Dawn is about to break and the rays of the morning sun have not yet washed over the sky. A faint twinkling of the stars speckle the surface of the slate-grey sky. In the distance, little silhouettes of the dark pines dot the mountains, or emerge against the silvery-grey sky.
The faint light of the night fades the vibrant hues of the forest into dull tones of grey. Bathed in the coolness of the night, undisturbed by the warmth of the day, everything in the sanctuary of the hermitage is still and quiet. Even the birds perched upon the trees are still asleep, their feathers puffed up, eyes shut and heads curled into a deep sleep.
Even before the birds could stir, the day however has already begun for the inhabitants of the hermitage. Accustomed to an austere lifestyle, the boy sage has already woken up, relinquishing his bed as he walks towards the forest, his deer skin wrapped around his shoulders, his water vessel in his hand. The place where he lay asleep in the night on the porch, is conspicuously vacant, his bedding has been folded and set aside.
Shakuntala and her companions meanwhile put up an immense struggle against sleep. Anasuya and Priyamvada have valiantly risen but still wage a battle against the dreamless - the artist depicts their drowsy heads lolling on their hands as they sit up, squatting. Shakuntala, depicted in dull mauves behind the tree adjoining the little hut, still lies on her bed propped up against the trunk of the tree, sleeping blissfully.

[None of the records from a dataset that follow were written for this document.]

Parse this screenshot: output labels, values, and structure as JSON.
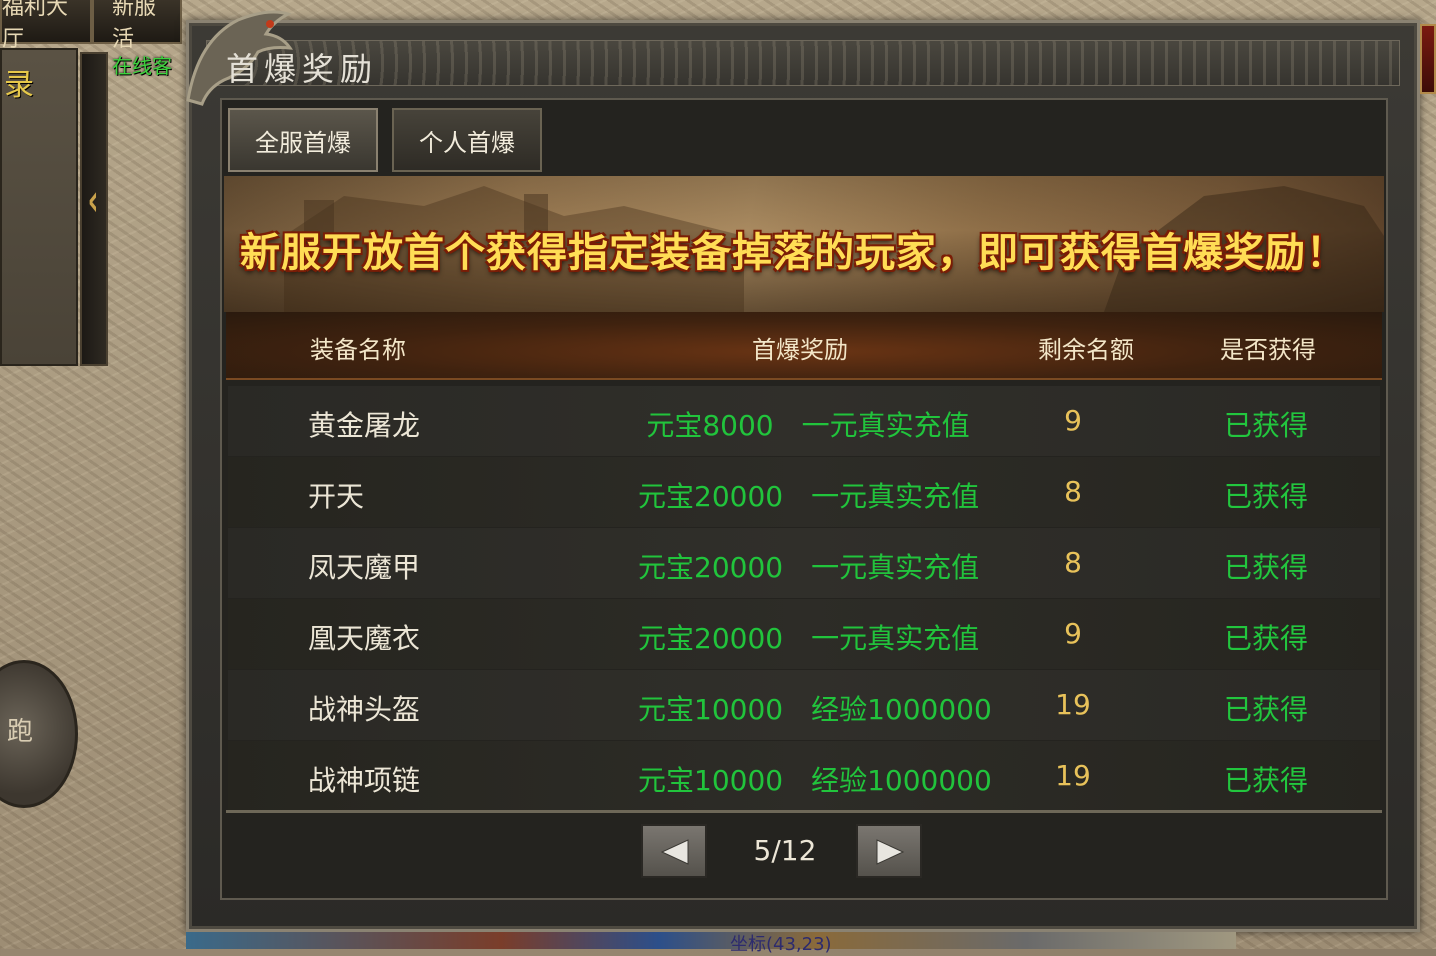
{
  "background": {
    "top_tabs": [
      "福利大厅",
      "新服活"
    ],
    "online_label": "在线客",
    "left_label": "录",
    "round_button_label": "跑",
    "coord_fragment": "坐标(43,23)"
  },
  "window": {
    "title": "首爆奖励",
    "tabs": [
      {
        "label": "全服首爆",
        "active": true
      },
      {
        "label": "个人首爆",
        "active": false
      }
    ],
    "banner_text": "新服开放首个获得指定装备掉落的玩家，即可获得首爆奖励！"
  },
  "table": {
    "headers": {
      "name": "装备名称",
      "reward": "首爆奖励",
      "remaining": "剩余名额",
      "obtained": "是否获得"
    },
    "rows": [
      {
        "name": "黄金屠龙",
        "reward": "元宝8000　一元真实充值",
        "remaining": "9",
        "obtained": "已获得"
      },
      {
        "name": "开天",
        "reward": "元宝20000　一元真实充值",
        "remaining": "8",
        "obtained": "已获得"
      },
      {
        "name": "凤天魔甲",
        "reward": "元宝20000　一元真实充值",
        "remaining": "8",
        "obtained": "已获得"
      },
      {
        "name": "凰天魔衣",
        "reward": "元宝20000　一元真实充值",
        "remaining": "9",
        "obtained": "已获得"
      },
      {
        "name": "战神头盔",
        "reward": "元宝10000　经验1000000",
        "remaining": "19",
        "obtained": "已获得"
      },
      {
        "name": "战神项链",
        "reward": "元宝10000　经验1000000",
        "remaining": "19",
        "obtained": "已获得"
      }
    ]
  },
  "pager": {
    "text": "5/12",
    "prev_icon": "triangle-left-icon",
    "next_icon": "triangle-right-icon"
  },
  "colors": {
    "reward_green": "#21c43c",
    "remaining_gold": "#e8c25a",
    "banner_yellow": "#ffdd55"
  }
}
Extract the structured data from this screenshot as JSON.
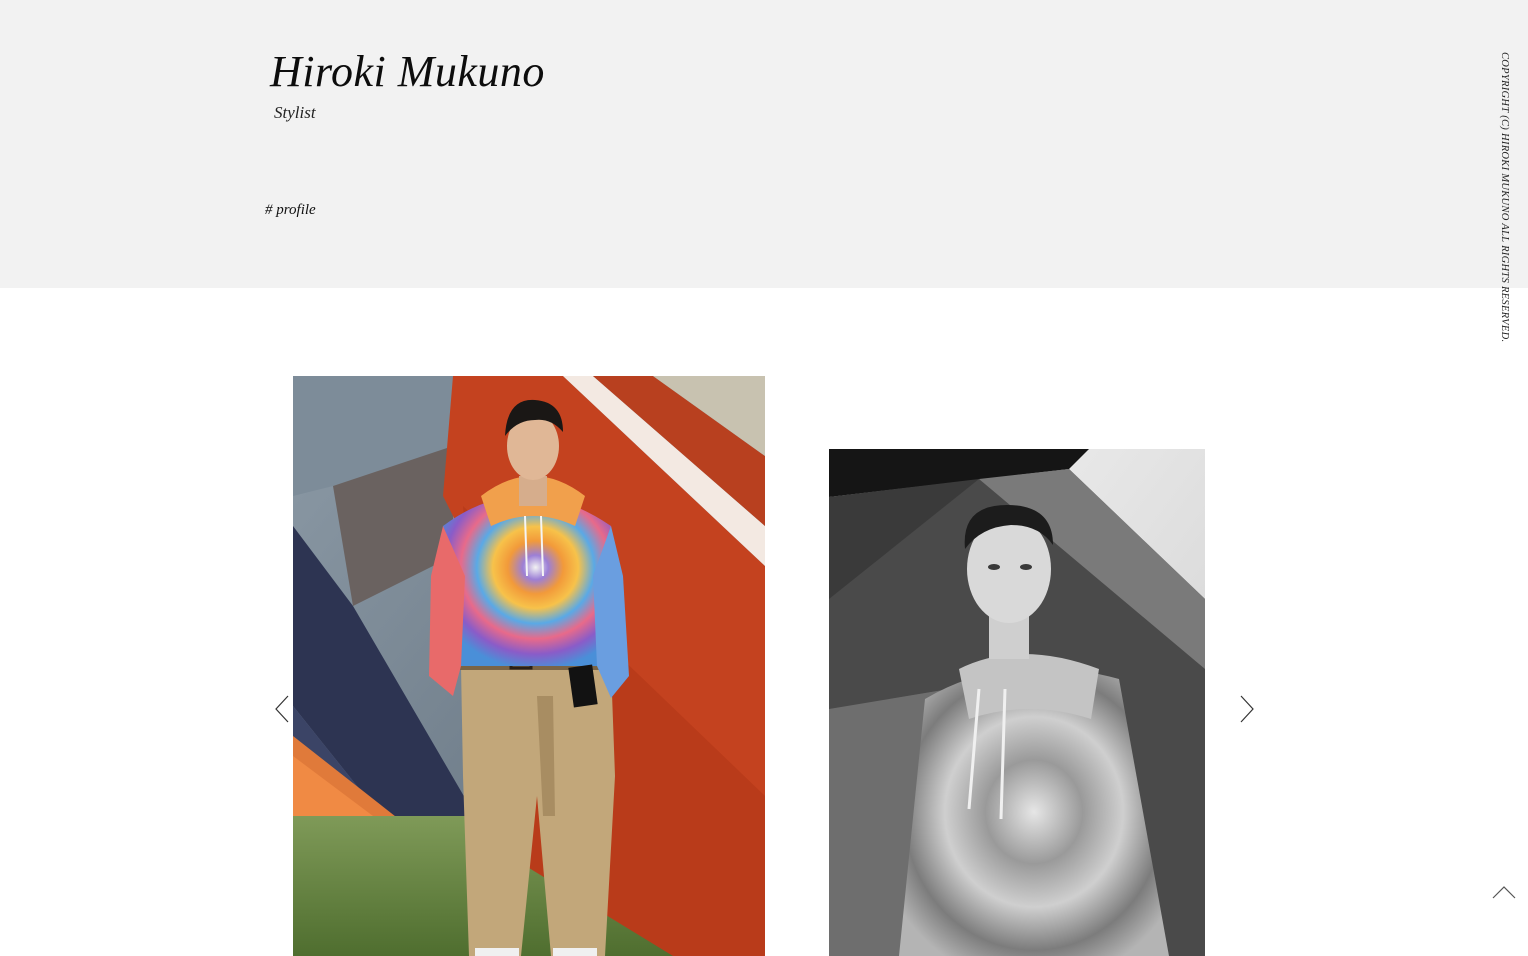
{
  "header": {
    "title": "Hiroki Mukuno",
    "subtitle": "Stylist",
    "nav": [
      {
        "label": "# profile"
      }
    ]
  },
  "copyright": "COPYRIGHT (C) HIROKI MUKUNO ALL RIGHTS RESERVED.",
  "carousel": {
    "slides": [
      {
        "description_icon": "model-tie-dye-hoodie-color-photo"
      },
      {
        "description_icon": "model-tie-dye-hoodie-bw-photo"
      }
    ],
    "prev_icon": "chevron-left-icon",
    "next_icon": "chevron-right-icon"
  },
  "back_to_top_icon": "chevron-up-icon",
  "colors": {
    "header_background": "#f2f2f2",
    "page_background": "#ffffff",
    "text": "#111111"
  }
}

Within the cool hues tempered by the faint light that suffuses the entire painting, the brighter hues of the clothes that the figures wear make them stand out conspicuously. Despite the faint light, the artist delineates the individual leaves, the folds of the drapery, crevices on the rocks, the texture of the trunks of the trees and even the closed eyes and the feathers of the birds asleep on the trees with vivid detail and clarity.